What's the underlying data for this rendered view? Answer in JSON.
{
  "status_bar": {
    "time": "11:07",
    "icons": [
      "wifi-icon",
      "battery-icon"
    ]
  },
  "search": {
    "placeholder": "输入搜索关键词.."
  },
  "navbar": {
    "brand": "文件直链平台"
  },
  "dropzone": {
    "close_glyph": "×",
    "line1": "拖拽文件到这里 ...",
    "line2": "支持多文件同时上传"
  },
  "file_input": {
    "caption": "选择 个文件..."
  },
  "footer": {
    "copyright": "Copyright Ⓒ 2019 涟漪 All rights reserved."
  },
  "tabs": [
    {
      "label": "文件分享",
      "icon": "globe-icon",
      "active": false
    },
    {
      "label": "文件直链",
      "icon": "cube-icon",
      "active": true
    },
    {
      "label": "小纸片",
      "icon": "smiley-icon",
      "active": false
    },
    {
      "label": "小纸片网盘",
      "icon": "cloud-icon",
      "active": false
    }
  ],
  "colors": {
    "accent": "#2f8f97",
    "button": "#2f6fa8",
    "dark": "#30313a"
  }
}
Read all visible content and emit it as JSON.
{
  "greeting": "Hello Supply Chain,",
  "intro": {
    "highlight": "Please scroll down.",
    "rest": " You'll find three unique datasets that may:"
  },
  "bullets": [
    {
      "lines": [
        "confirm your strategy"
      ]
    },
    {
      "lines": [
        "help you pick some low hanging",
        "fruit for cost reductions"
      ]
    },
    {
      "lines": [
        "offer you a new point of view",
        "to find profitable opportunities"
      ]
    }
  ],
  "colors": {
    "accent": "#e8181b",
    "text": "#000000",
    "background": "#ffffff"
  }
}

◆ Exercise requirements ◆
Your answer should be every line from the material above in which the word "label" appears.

◆ Written response ◆
      "label": "文件分享",
      "label": "文件直链",
      "label": "小纸片",
      "label": "小纸片网盘",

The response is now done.